Ontario Cities Shortchanged by Outdated Labour Laws

September 26, 2018
Cardus

New report: Close to $2.5 billion in municipal construction contracts not subject to fair and open bidding

FOR IMMEDIATE RELEASE

September 26, 2018

HAMILTON – A new report finds outdated Ontario labour laws are now sheltering almost $2.5 billion worth of publicly funded municipal infrastructure work from fair and open competition. That is over three times more than the $750 million worth of work blocked from competitive bidding in 2012 – prior to the start of many major projects since then and the addition of the Region of Waterloo to Ontario’s closed jurisdictions. The findings appear in the newly published Shortchanging Ontario Cities: A Cardus Competitiveness Monitor Update. 

“Ontario cities need enormous help in getting infrastructure built, which only becomes more expensive without fair and open bidding for construction contracts,” says Brian Dijkema at think tank Cardus. “With fair and open bidding, projects in Toronto, Hamilton, Waterloo Region, and Sault Ste. Marie would save taxpayers more than $370 million – and that’s just taking the median estimate of how badly inflated construction prices are because of an outdated provision of the Ontario Labour Relations Act.”

 Estimated Costs of Projects Sheltered from Fair and Open Bidding in Ontario

City of Toronto

$1,697,580,770

Region of Waterloo

$317,227,933

City of Hamilton

$235,628,000

City of Sault Ste. Marie

$45,429,750

Toronto District School Board

$177,514,336

 

Gross Total

$2,473,380,789

 

Estimated 15% savings from open bidding

$371,007,118

The research is clear.
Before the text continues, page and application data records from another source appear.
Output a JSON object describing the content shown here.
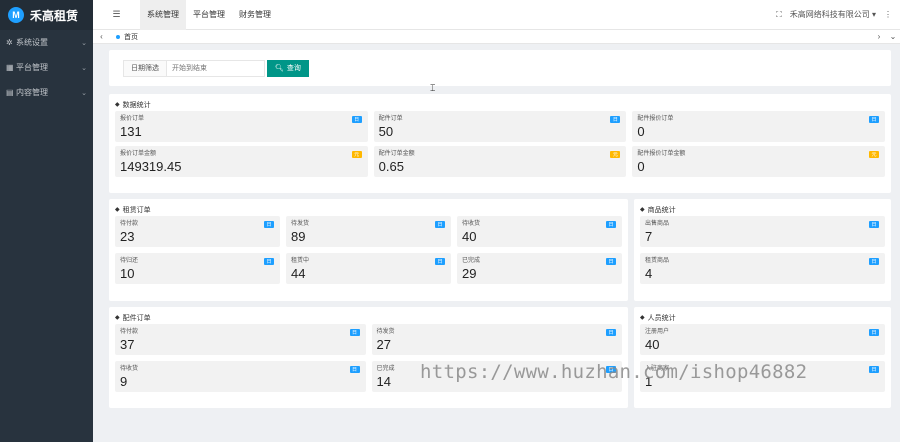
{
  "app": {
    "logo_text": "禾高租赁",
    "logo_mark": "M"
  },
  "sidebar": {
    "items": [
      {
        "label": "系统设置",
        "icon": "gear-icon",
        "glyph": "✲"
      },
      {
        "label": "平台管理",
        "icon": "panel-icon",
        "glyph": "▦"
      },
      {
        "label": "内容管理",
        "icon": "folder-icon",
        "glyph": "▤"
      }
    ]
  },
  "topbar": {
    "menu_glyph": "☰",
    "tabs": [
      "系统管理",
      "平台管理",
      "财务管理"
    ],
    "fullscreen_glyph": "⛶",
    "user": "禾高网络科技有限公司 ▾",
    "more_glyph": "⋮"
  },
  "tabbar": {
    "left_glyph": "‹",
    "tab": "首页",
    "right_glyph": "›",
    "menu_glyph": "⌄"
  },
  "search": {
    "label": "日期筛选",
    "placeholder": "开始到结束",
    "button": "查询",
    "button_glyph": "🔍︎"
  },
  "colors": {
    "sidebar": "#28333e",
    "accent": "#009688",
    "badge_blue": "#1e9fff",
    "badge_orange": "#ffb800"
  },
  "data_stats": {
    "title": "数据统计",
    "items": [
      {
        "label": "报价订单",
        "value": "131",
        "badge": "日"
      },
      {
        "label": "配件订单",
        "value": "50",
        "badge": "日"
      },
      {
        "label": "配件报价订单",
        "value": "0",
        "badge": "日"
      },
      {
        "label": "报价订单金额",
        "value": "149319.45",
        "badge": "元"
      },
      {
        "label": "配件订单金额",
        "value": "0.65",
        "badge": "元"
      },
      {
        "label": "配件报价订单金额",
        "value": "0",
        "badge": "元"
      }
    ]
  },
  "rent_orders": {
    "title": "租赁订单",
    "items": [
      {
        "label": "待付款",
        "value": "23",
        "badge": "日"
      },
      {
        "label": "待发货",
        "value": "89",
        "badge": "日"
      },
      {
        "label": "待收货",
        "value": "40",
        "badge": "日"
      },
      {
        "label": "待归还",
        "value": "10",
        "badge": "日"
      },
      {
        "label": "租赁中",
        "value": "44",
        "badge": "日"
      },
      {
        "label": "已完成",
        "value": "29",
        "badge": "日"
      }
    ]
  },
  "goods_stats": {
    "title": "商品统计",
    "items": [
      {
        "label": "出售商品",
        "value": "7",
        "badge": "日"
      },
      {
        "label": "租赁商品",
        "value": "4",
        "badge": "日"
      }
    ]
  },
  "parts_orders": {
    "title": "配件订单",
    "items": [
      {
        "label": "待付款",
        "value": "37",
        "badge": "日"
      },
      {
        "label": "待发货",
        "value": "27",
        "badge": "日"
      },
      {
        "label": "待收货",
        "value": "9",
        "badge": "日"
      },
      {
        "label": "已完成",
        "value": "14",
        "badge": "日"
      }
    ]
  },
  "user_stats": {
    "title": "人员统计",
    "items": [
      {
        "label": "注册用户",
        "value": "40",
        "badge": "日"
      },
      {
        "label": "入驻商家",
        "value": "1",
        "badge": "日"
      }
    ]
  },
  "overlay": {
    "watermark": "https://www.huzhan.com/ishop46882"
  }
}
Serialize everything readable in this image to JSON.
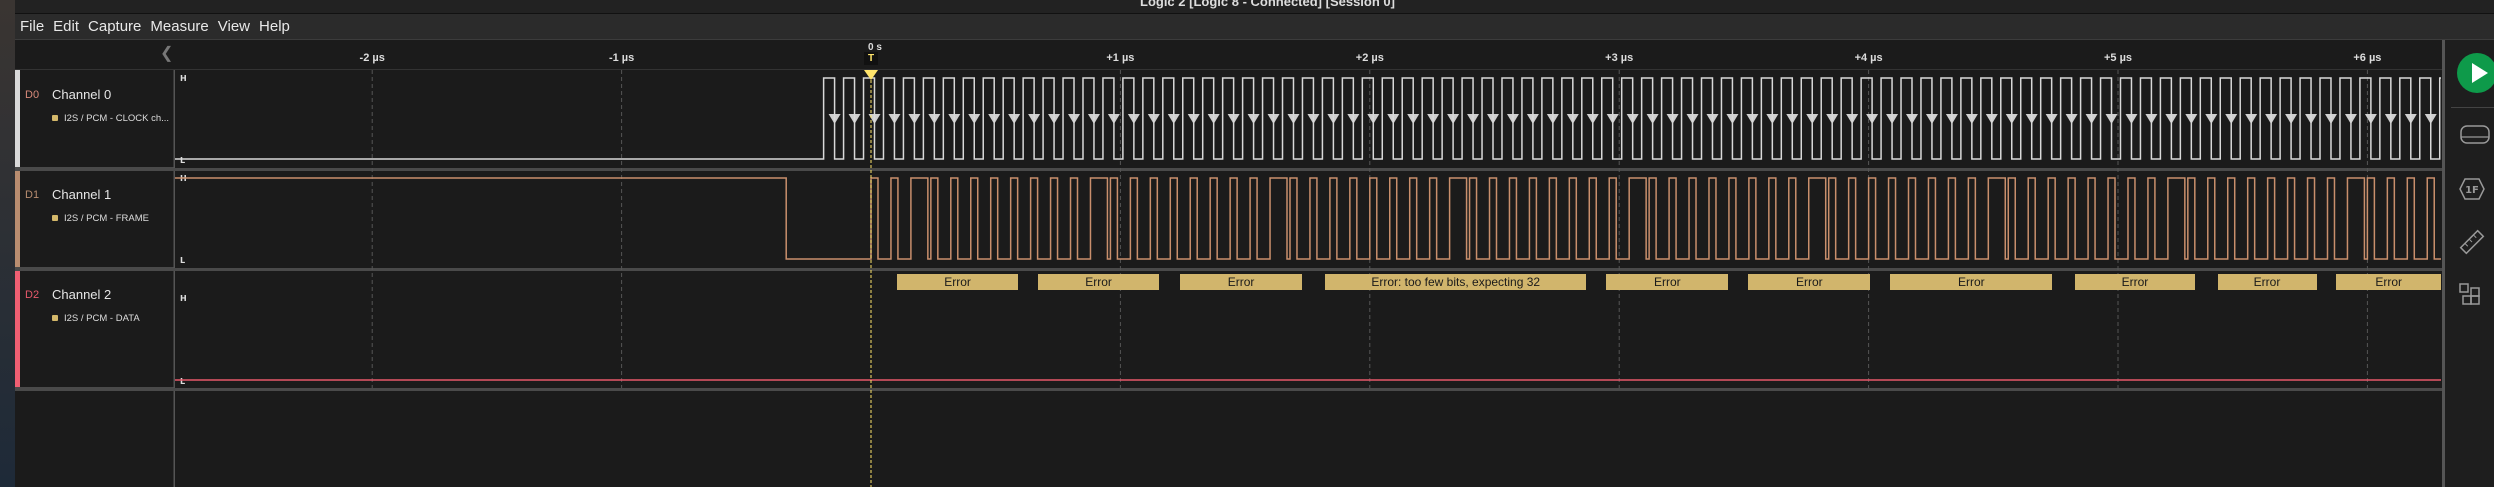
{
  "window": {
    "title": "Logic 2 [Logic 8 - Connected] [Session 0]"
  },
  "menu": [
    "File",
    "Edit",
    "Capture",
    "Measure",
    "View",
    "Help"
  ],
  "ruler": {
    "ticks": [
      {
        "t": -2,
        "label": "-2 µs"
      },
      {
        "t": -1,
        "label": "-1 µs"
      },
      {
        "t": 1,
        "label": "+1 µs"
      },
      {
        "t": 2,
        "label": "+2 µs"
      },
      {
        "t": 3,
        "label": "+3 µs"
      },
      {
        "t": 4,
        "label": "+4 µs"
      },
      {
        "t": 5,
        "label": "+5 µs"
      },
      {
        "t": 6,
        "label": "+6 µs"
      }
    ],
    "zero_label": "0 s",
    "trigger_label": "T",
    "collapse_icon": "chevron-left-icon"
  },
  "channels": [
    {
      "id": "D0",
      "name": "Channel 0",
      "analyzer": "I2S / PCM - CLOCK ch...",
      "color": "#d9d9d9",
      "high": "H",
      "low": "L"
    },
    {
      "id": "D1",
      "name": "Channel 1",
      "analyzer": "I2S / PCM - FRAME",
      "color": "#c98f6c",
      "high": "H",
      "low": "L"
    },
    {
      "id": "D2",
      "name": "Channel 2",
      "analyzer": "I2S / PCM - DATA",
      "color": "#e8596b",
      "high": "H",
      "low": "L"
    }
  ],
  "signals": {
    "time_unit": "µs",
    "view_range_us": [
      -2.9,
      6.3
    ],
    "trigger_us": 0,
    "clock": {
      "start_us": -0.19,
      "period_us": 0.08,
      "duty": 0.55
    },
    "frame": {
      "fall_us": -0.34,
      "rise_us": 0,
      "pulse_duty": 0.35
    },
    "data_level": "low"
  },
  "annotations": [
    {
      "label": "Error",
      "start": 0.104,
      "end": 0.59
    },
    {
      "label": "Error",
      "start": 0.67,
      "end": 1.155
    },
    {
      "label": "Error",
      "start": 1.239,
      "end": 1.729
    },
    {
      "label": "Error: too few bits, expecting 32",
      "start": 1.821,
      "end": 2.868
    },
    {
      "label": "Error",
      "start": 2.948,
      "end": 3.438
    },
    {
      "label": "Error",
      "start": 3.518,
      "end": 4.007
    },
    {
      "label": "Error",
      "start": 4.087,
      "end": 4.737
    },
    {
      "label": "Error",
      "start": 4.829,
      "end": 5.307
    },
    {
      "label": "Error",
      "start": 5.399,
      "end": 5.796
    },
    {
      "label": "Error",
      "start": 5.876,
      "end": 6.3
    }
  ],
  "sidebar": [
    "play-icon",
    "device-icon",
    "analyzers-icon",
    "measure-ruler-icon",
    "extensions-icon"
  ],
  "colors": {
    "accent": "#0e9a4a",
    "trigger": "#ffe46b",
    "annotation": "#d1b56c"
  }
}
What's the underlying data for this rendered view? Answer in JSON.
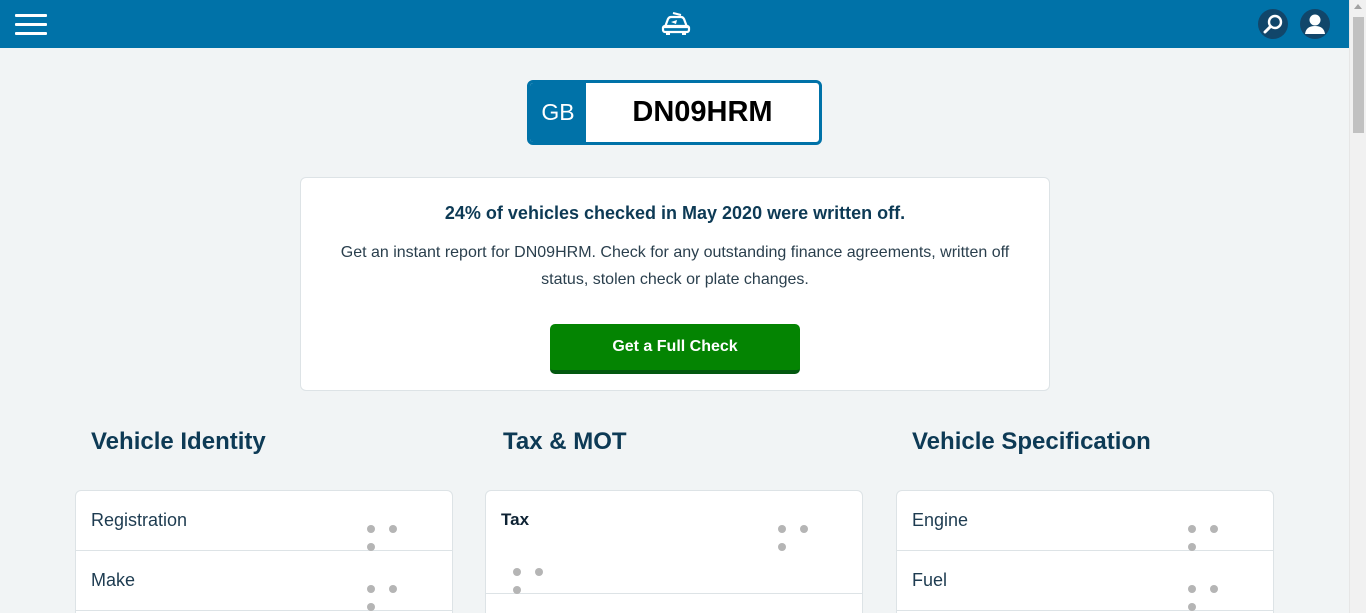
{
  "header": {
    "menu_icon": "hamburger-icon",
    "logo_icon": "car-logo-icon",
    "search_icon": "search-icon",
    "account_icon": "user-icon",
    "brand_color": "#0072a8"
  },
  "plate": {
    "country": "GB",
    "registration": "DN09HRM"
  },
  "promo": {
    "headline": "24% of vehicles checked in May 2020 were written off.",
    "body": "Get an instant report for DN09HRM. Check for any outstanding finance agreements, written off status, stolen check or plate changes.",
    "cta_label": "Get a Full Check",
    "cta_color": "#048402"
  },
  "sections": {
    "identity": {
      "title": "Vehicle Identity",
      "rows": [
        "Registration",
        "Make"
      ]
    },
    "tax_mot": {
      "title": "Tax & MOT",
      "rows": [
        "Tax"
      ]
    },
    "specification": {
      "title": "Vehicle Specification",
      "rows": [
        "Engine",
        "Fuel"
      ]
    }
  }
}
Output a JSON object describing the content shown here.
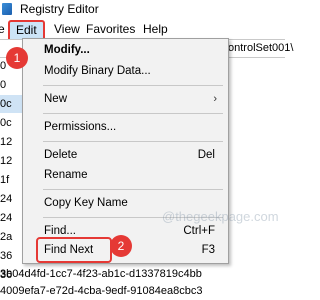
{
  "window": {
    "title": "Registry Editor"
  },
  "menubar": {
    "file": "e",
    "edit": "Edit",
    "view": "View",
    "favorites": "Favorites",
    "help": "Help"
  },
  "address": {
    "path": "ontrolSet001\\"
  },
  "tree_fragments": [
    {
      "text": "0",
      "selected": false
    },
    {
      "text": "0",
      "selected": false
    },
    {
      "text": "0c",
      "selected": true
    },
    {
      "text": "0c",
      "selected": false
    },
    {
      "text": "12",
      "selected": false
    },
    {
      "text": "12",
      "selected": false
    },
    {
      "text": "1f",
      "selected": false
    },
    {
      "text": "24",
      "selected": false
    },
    {
      "text": "24",
      "selected": false
    },
    {
      "text": "2a",
      "selected": false
    },
    {
      "text": "36",
      "selected": false
    },
    {
      "text": "36",
      "selected": false
    }
  ],
  "guids": [
    "3b04d4fd-1cc7-4f23-ab1c-d1337819c4bb",
    "4009efa7-e72d-4cba-9edf-91084ea8cbc3"
  ],
  "edit_menu": {
    "modify": "Modify...",
    "modify_binary": "Modify Binary Data...",
    "new": "New",
    "new_arrow": "›",
    "permissions": "Permissions...",
    "delete": "Delete",
    "delete_shortcut": "Del",
    "rename": "Rename",
    "copy_key_name": "Copy Key Name",
    "find": "Find...",
    "find_shortcut": "Ctrl+F",
    "find_next": "Find Next",
    "find_next_shortcut": "F3"
  },
  "annotations": {
    "step1": "1",
    "step2": "2"
  },
  "watermark": "@thegeekpage.com",
  "colors": {
    "highlight_red": "#e53935",
    "menu_bg": "#f2f2f2",
    "selection": "#cce4f7"
  }
}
Residents of Toronto, Hamilton, Waterloo Region, and Sault Ste. Marie would be able to afford much more infrastructure if the province brought outdated labour laws in compliance with Ontario’s own procurement directives, Organisation for Economic Co-operation and Development best practices, and procurement expert recommendations.

“The longer outdated laws are on the books, the longer Ontario cities will be shortchanged,” said Dijkema.

To book an interview with Brian Dijkema, please, contact Daniel Proussalidis.

MEDIA INQUIRIES

Daniel Proussalidis
Cardus - Director of Communications
613-241-4500 x508
dproussalidis@cardus.ca

About Cardus
Cardus is a non-partisan, faith-based think tank, and registered charity dedicated to promoting a flourishing society through independent research, robust public dialogue, and thought-provoking commentary. To learn more, visit our website, follow us on Twitter, and like us on Facebook.

ABOUT CARDUS

Cardus is a non-partisan, not-for-profit public policy think tank focused on the following areas: education, family, work & economics, social cities, end-of-life care, and religious freedom. It conducts independent and original research, produces several periodicals, and regularly stages events with Senior Fellows and interested constituents across Canada and the U.S.